Lifetime studies with betaxolol HCl in mice at oral dosages of 6, 20, and 60 mg/kg/day (up to 90 x the maximum recommended human dose [MRHD] based on 60-kg body weight) and in rats at 3, 12, or 48 mg/kg/day (up to 72 x MRHD) showed no evidence of a carcinogenic effect. In a variety of in vitro and in vivobacterial and mammalian cell assays, betaxolol HCl was nonmutagenic. Betaxolol did not adversely affect fertility or mating performance of male or female rats at doses up to 256 mg/kg/day (380 x MRHD).
Pregnancy Category C. In a study in which pregnant rats received betaxolol at doses of 4, 40, or 400 mg/kg/day, the highest dose (600 x MRHD) was associated with increased postimplantation loss, reduced litter size and weight, and an increased incidence of skeletal and visceral abnormalities, which may have been a consequence of drug-related maternal toxicity. Other than a possible increased incidence of incomplete descent of testes and sternebral reductions, betaxolol at 4 mg/kg/day and 40 mg/kg/day (6 x MRHD and 60 x MRHD) caused no fetal abnormalities. In a second study with a different strain of rat, 200 mg betaxolol/kg/day (300 x MRHD) was associated with maternal toxicity and an increase in resorptions, but no teratogenicity. In a study in which pregnant rabbits received doses of 1, 4, 12, or 36 mg betaxolol/kg/day (54 x MRHD), a marked increase in post-implantation loss occurred at the highest dose, but no drug-related teratogenicity was observed. The rabbit is more sensitive to betaxolol than other species because of higher bioavailability resulting from saturation of the first-pass effect. In a peri- and postnatal study in rats at doses of 4, 32, and 256 mg betaxolol/kg/day (380 x MRHD), the highest dose was associated with a marked increase in total litter loss within 4 days postpartum. In surviving offspring, growth and development were also affected.

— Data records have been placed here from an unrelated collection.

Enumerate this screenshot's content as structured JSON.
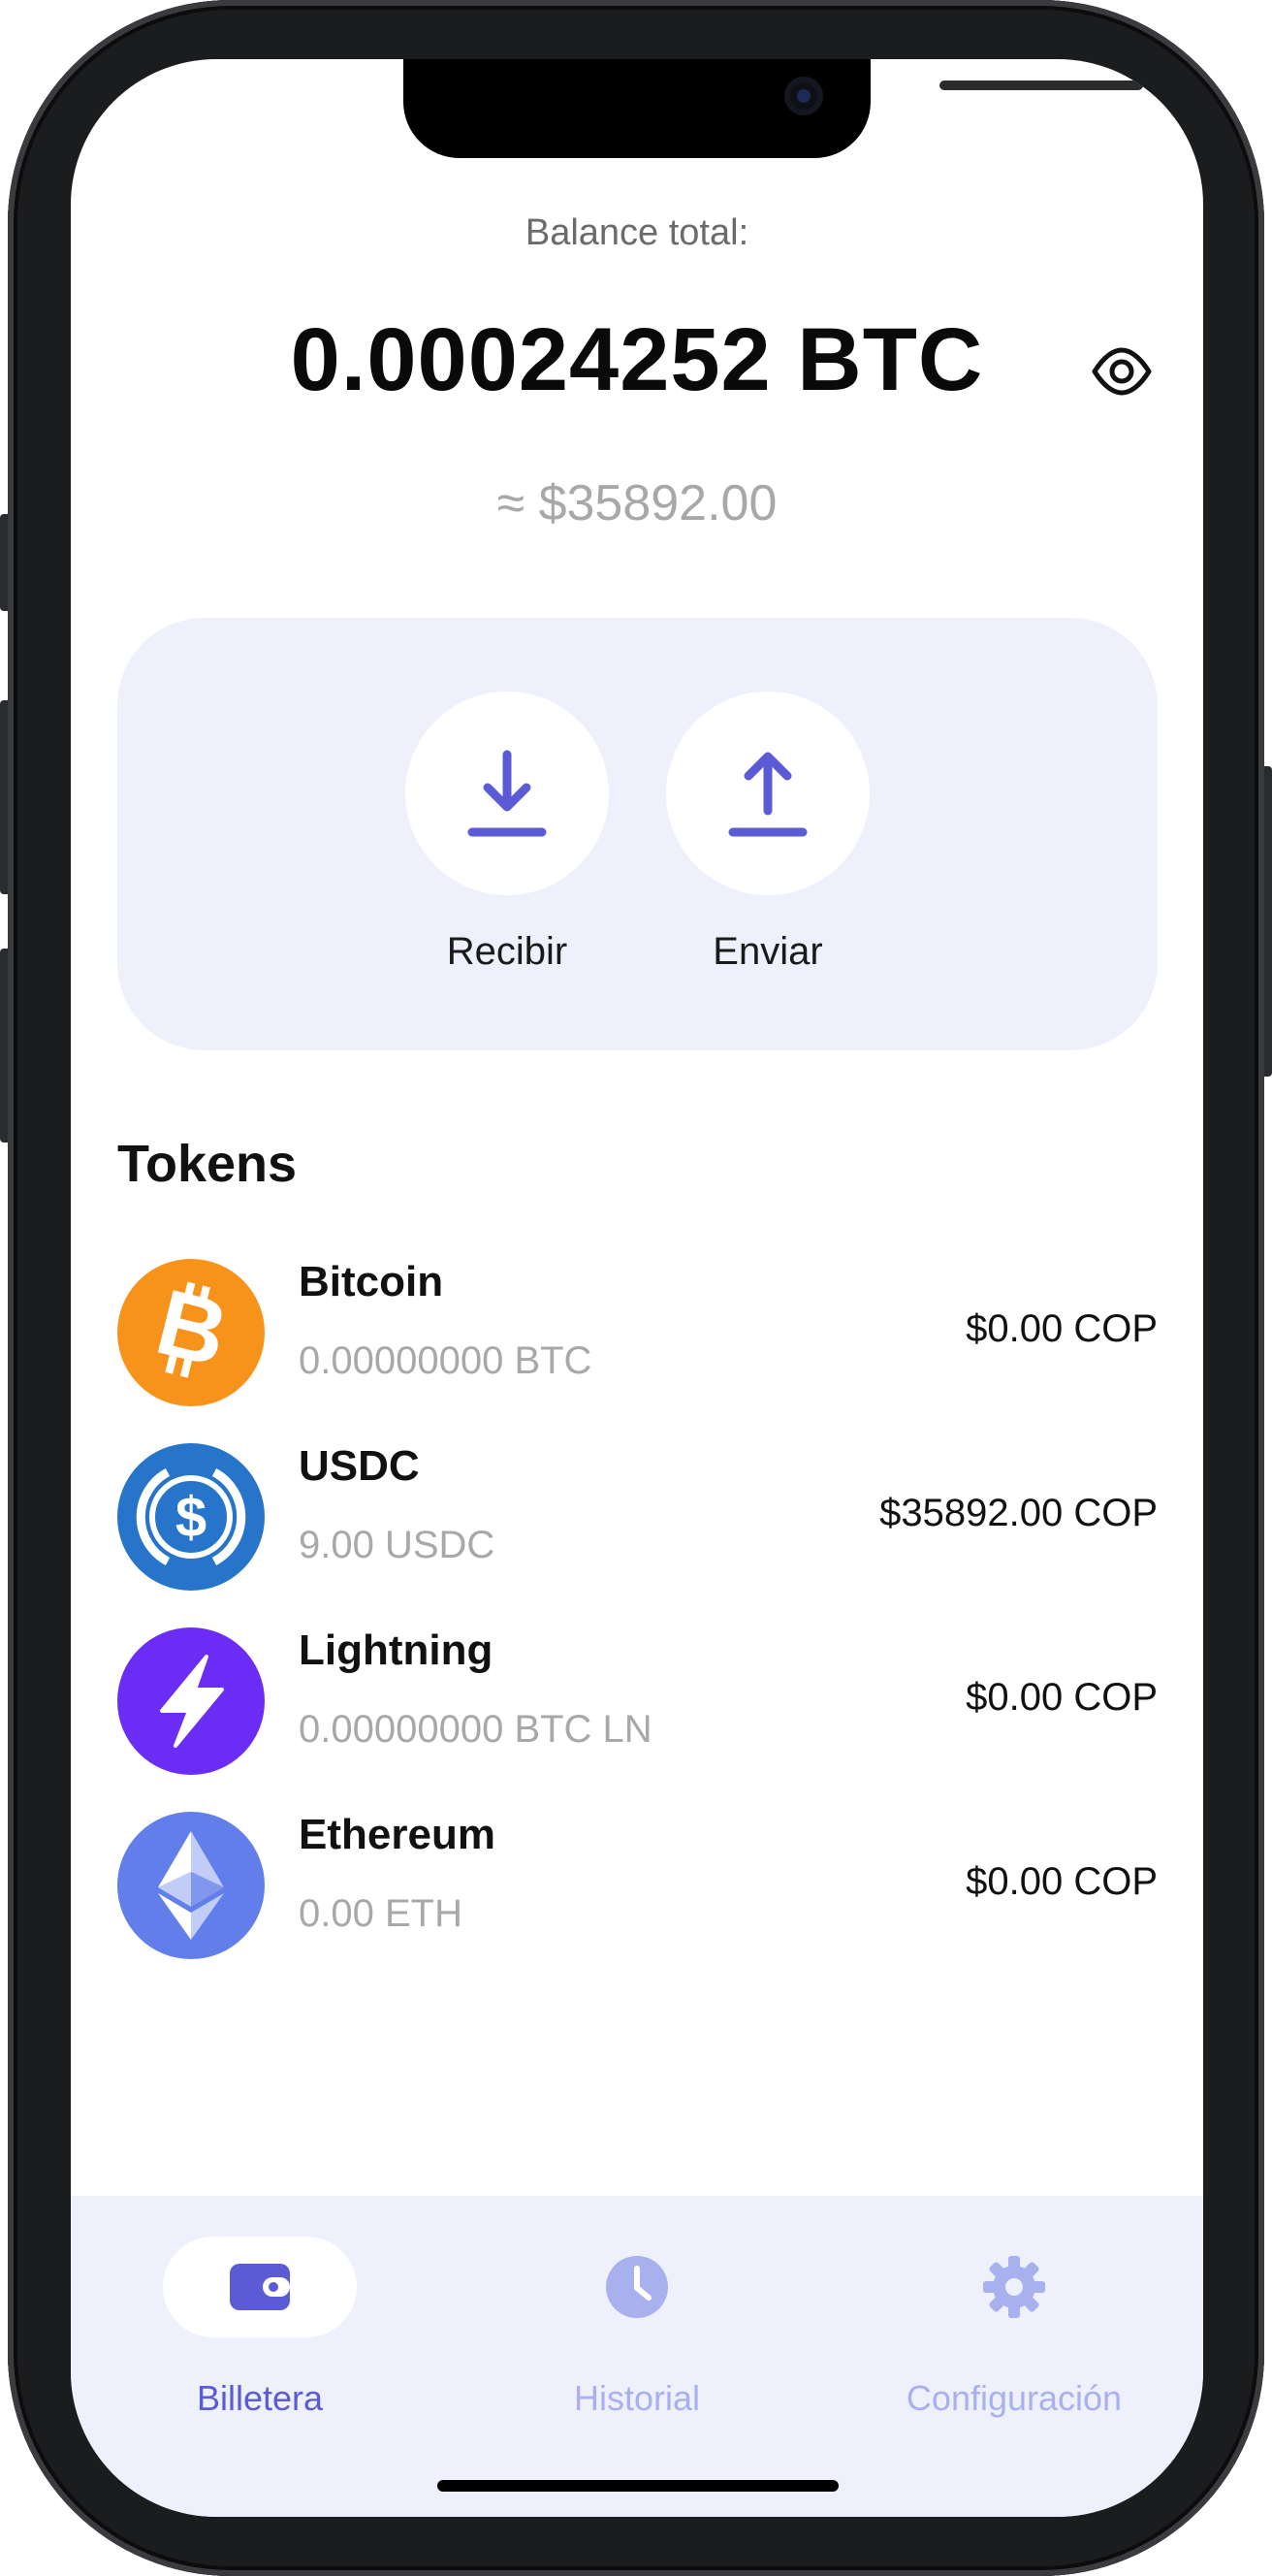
{
  "balance": {
    "label": "Balance total:",
    "btc_value": "0.00024252 BTC",
    "fiat_value": "≈ $35892.00"
  },
  "actions": {
    "receive_label": "Recibir",
    "send_label": "Enviar"
  },
  "tokens": {
    "title": "Tokens",
    "items": [
      {
        "name": "Bitcoin",
        "amount": "0.00000000 BTC",
        "fiat": "$0.00 COP",
        "icon": "bitcoin-icon",
        "color": "#f7931a"
      },
      {
        "name": "USDC",
        "amount": "9.00 USDC",
        "fiat": "$35892.00 COP",
        "icon": "usdc-icon",
        "color": "#2775ca"
      },
      {
        "name": "Lightning",
        "amount": "0.00000000 BTC LN",
        "fiat": "$0.00 COP",
        "icon": "lightning-icon",
        "color": "#6b2cf5"
      },
      {
        "name": "Ethereum",
        "amount": "0.00 ETH",
        "fiat": "$0.00 COP",
        "icon": "ethereum-icon",
        "color": "#627eea"
      }
    ]
  },
  "tabbar": {
    "tabs": [
      {
        "label": "Billetera",
        "icon": "wallet-icon",
        "active": true
      },
      {
        "label": "Historial",
        "icon": "clock-icon",
        "active": false
      },
      {
        "label": "Configuración",
        "icon": "gear-icon",
        "active": false
      }
    ]
  },
  "colors": {
    "accent": "#5b5bd6",
    "card_bg": "#eef1fc",
    "muted_text": "#a8a8a8",
    "inactive_tab": "#a9b0ee"
  }
}
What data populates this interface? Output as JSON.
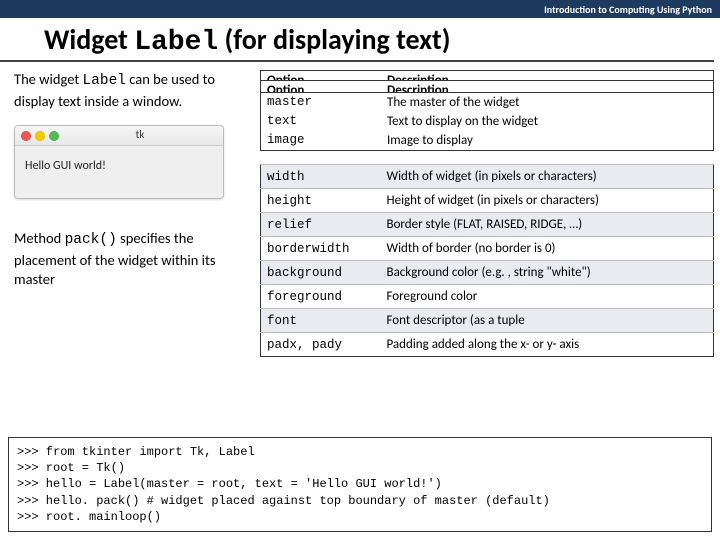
{
  "course_header": "Introduction to Computing Using Python",
  "title_prefix": "Widget ",
  "title_code": "Label",
  "title_suffix": " (for displaying text)",
  "intro_prefix": "The widget ",
  "intro_code": "Label",
  "intro_suffix": " can be used to display text inside a window.",
  "method_prefix": "Method ",
  "method_code": "pack()",
  "method_suffix": " specifies the placement of the widget within its master",
  "mini_window": {
    "title": "tk",
    "body": "Hello GUI world!"
  },
  "overlay_headers": {
    "option": "Option",
    "description": "Description"
  },
  "overlay_rows1": [
    {
      "option": "master",
      "description": "The master of the widget"
    },
    {
      "option": "text",
      "description": "Text to display on the widget"
    }
  ],
  "overlay_rows2": [
    {
      "option": "master",
      "description": "The master of the widget"
    },
    {
      "option": "text",
      "description": "Text to display on the widget"
    },
    {
      "option": "image",
      "description": "Image to display"
    }
  ],
  "main_table": [
    {
      "option": "width",
      "description": "Width of widget (in pixels or characters)"
    },
    {
      "option": "height",
      "description": "Height of widget (in pixels or characters)"
    },
    {
      "option": "relief",
      "description": "Border style (FLAT, RAISED, RIDGE, …)"
    },
    {
      "option": "borderwidth",
      "description": "Width of border (no border is 0)"
    },
    {
      "option": "background",
      "description": "Background color (e.g. , string \"white\")"
    },
    {
      "option": "foreground",
      "description": "Foreground color"
    },
    {
      "option": "font",
      "description": "Font descriptor (as a tuple"
    },
    {
      "option": "padx, pady",
      "description": "Padding added along the x- or y- axis"
    }
  ],
  "code": ">>> from tkinter import Tk, Label\n>>> root = Tk()\n>>> hello = Label(master = root, text = 'Hello GUI world!')\n>>> hello. pack() # widget placed against top boundary of master (default)\n>>> root. mainloop()"
}
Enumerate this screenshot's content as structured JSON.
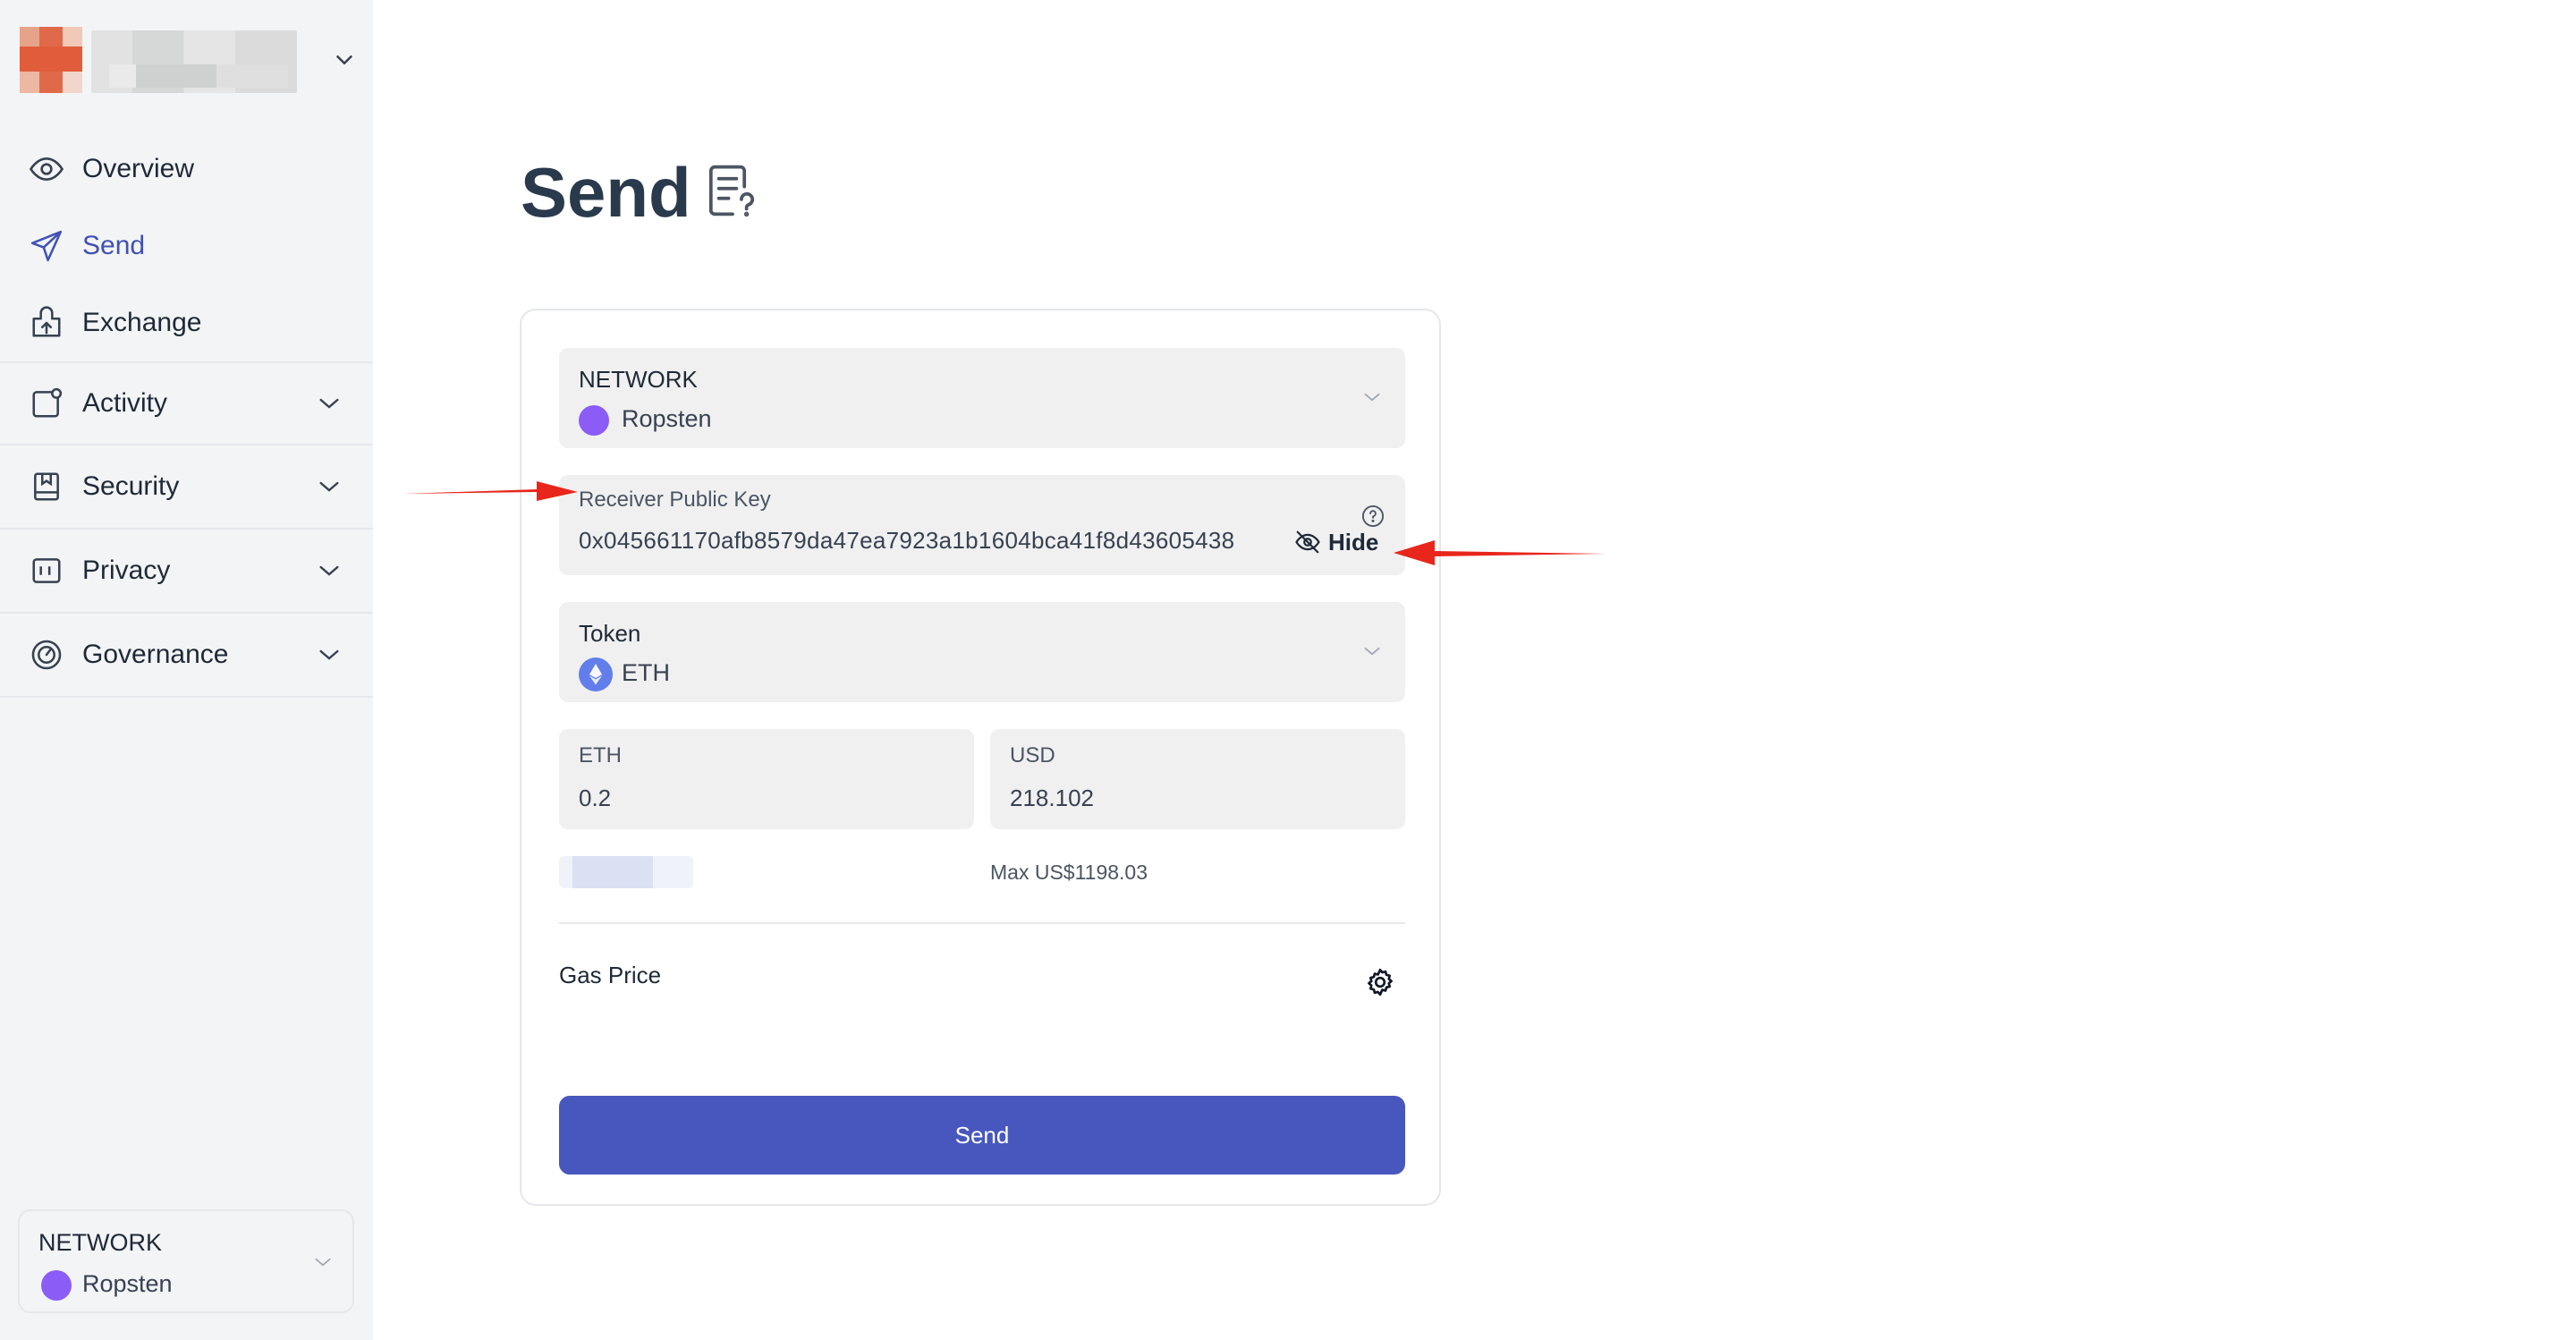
{
  "sidebar": {
    "nav": [
      {
        "label": "Overview",
        "icon": "eye-icon"
      },
      {
        "label": "Send",
        "icon": "send-icon"
      },
      {
        "label": "Exchange",
        "icon": "exchange-icon"
      },
      {
        "label": "Activity",
        "icon": "activity-icon"
      },
      {
        "label": "Security",
        "icon": "security-icon"
      },
      {
        "label": "Privacy",
        "icon": "privacy-icon"
      },
      {
        "label": "Governance",
        "icon": "governance-icon"
      }
    ],
    "active": "Send",
    "network": {
      "label": "NETWORK",
      "value": "Ropsten"
    }
  },
  "main": {
    "title": "Send",
    "network": {
      "label": "NETWORK",
      "value": "Ropsten"
    },
    "receiver": {
      "label": "Receiver Public Key",
      "value": "0x045661170afb8579da47ea7923a1b1604bca41f8d43605438",
      "hide_label": "Hide"
    },
    "token": {
      "label": "Token",
      "value": "ETH"
    },
    "amount_eth": {
      "label": "ETH",
      "value": "0.2"
    },
    "amount_usd": {
      "label": "USD",
      "value": "218.102"
    },
    "max": "Max US$1198.03",
    "gas_price_label": "Gas Price",
    "send_button": "Send"
  },
  "colors": {
    "accent": "#4757bd",
    "active_nav": "#3f51b5",
    "sidebar_bg": "#f3f4f6",
    "field_bg": "#f0f0f1",
    "ropsten_dot": "#8b5cf6",
    "eth_coin": "#627eea",
    "annotation_arrow": "#e8261c"
  }
}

There are no adequate and well-controlled studies in pregnant women. Kerlone (betaxolol hydrochloride) should be used during pregnancy only if the potential benefit justifies the potential risk to the fetus. Beta-blockers reduce placental perfusion, which may result in intrauterine fetal death, immature and premature deliveries. In addition, adverse effects (especially hypoglycemia and bradycardia) may occur in the fetus.
The beta-blocker action persists in the neonate for several days after birth to a treated mother: there is an increased risk of cardiac and pulmonary complications in the neonate in the postnatal period. Bradycardia, respiratory distress and hypoglycemia have also been reported. Accordingly, attentive surveillance of the neonate (heart rate and blood glucose for the first 3 to 5 days of life) in a specialized setting is recommended.
Since Kerlone (betaxolol hydrochloride) is excreted in human milk in sufficient amounts to have pharmacological effects in the infant, caution should be exercised when Kerlone (betaxolol hydrochloride) is administered to a nursing mother.
Safety and effectiveness in pediatric patients have not been established.
Kerlone (betaxolol hydrochloride) may produce bradycardia more frequently in elderly patients. In general, patients 65 years of age and older had a higher incidence rate of bradycardia (heart rate < 50 BPM) than younger patients in U.S. clinical trials. In a double-blind study in Europe, 19 elderly patients (mean age = 82) received betaxolol 20 mg daily. Dosage reduction to 10 mg or discontinuation was required for 6 patients due to bradycardia (See DOSAGE AND ADMINISTRATION).This monograph has been modified to include the generic and brand name in many instances.
Last reviewed on RxList: 10/31/2016
Additional Kerlone Information
Kerlone - User Reviews
Kerlone User Reviews
Now you can gain knowledge and insight about a drug treatment with Patient Discussions.
Report Problems to the Food and Drug Administration
You are encouraged to report negative side effects of prescription drugs to the FDA. Visit the FDA MedWatch website or call 1-800-FDA-1088.
Get tips on handling your hypertension.